In other news, the intense public scrutiny of the European Commission’s deal to purchase up to 1.8 billion Pfizer Covid-19 vaccine doses is now being matched by official scrutiny. The European Public Prosecutor's Office, EPPO, has confirmed that it has an ongoing investigation into the acquisition of Covid-19 vaccines in the EU. The European Court of Auditors has already found that a joint negotiation team was not involved in striking the Pfizer vaccine deal, in direct violation of a previously agreed protocol. Allegations have been levelled at Pfizer’s CEO negotiating the contract through text messages with the Commission’s President, where this will see his product dominate the EU’s vaccine portfolio until the end of 2023. These texts have since been deleted. He must have studied the Irish school of diplomatic politics.
The European Court of Auditors established that Dr. von der Leyen had intervened in early talks with Pfizer and had sidelined the usual negotiating teams to personally hash out a preliminary deal. Further information was sought from the Commission on this but, however, none was forthcoming. We are not expected to hear anything more until the investigators themselves offer more clarity on the matter, or journalists do it for them.
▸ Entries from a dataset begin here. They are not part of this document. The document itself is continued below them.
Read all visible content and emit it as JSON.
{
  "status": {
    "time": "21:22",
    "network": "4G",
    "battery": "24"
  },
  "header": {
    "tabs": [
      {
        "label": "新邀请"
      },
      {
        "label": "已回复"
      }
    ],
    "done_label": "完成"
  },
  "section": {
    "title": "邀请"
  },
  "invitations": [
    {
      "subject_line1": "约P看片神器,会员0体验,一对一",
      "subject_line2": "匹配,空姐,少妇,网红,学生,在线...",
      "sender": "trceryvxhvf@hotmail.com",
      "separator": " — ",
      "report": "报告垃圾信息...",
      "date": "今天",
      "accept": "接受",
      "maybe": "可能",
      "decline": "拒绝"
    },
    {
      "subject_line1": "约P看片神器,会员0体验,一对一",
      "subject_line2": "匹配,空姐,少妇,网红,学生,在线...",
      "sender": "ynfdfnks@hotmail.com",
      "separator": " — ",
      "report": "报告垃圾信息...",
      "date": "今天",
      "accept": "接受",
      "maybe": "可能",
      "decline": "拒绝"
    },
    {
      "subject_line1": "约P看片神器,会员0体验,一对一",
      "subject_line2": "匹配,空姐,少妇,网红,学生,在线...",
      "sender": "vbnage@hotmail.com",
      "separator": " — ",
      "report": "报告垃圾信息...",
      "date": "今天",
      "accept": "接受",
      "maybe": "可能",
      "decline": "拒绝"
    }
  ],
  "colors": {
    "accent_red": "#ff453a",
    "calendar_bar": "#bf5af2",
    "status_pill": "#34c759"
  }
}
Some millions of eyes are now on the European Commission and I am sure that we are all looking forward to what will be seen.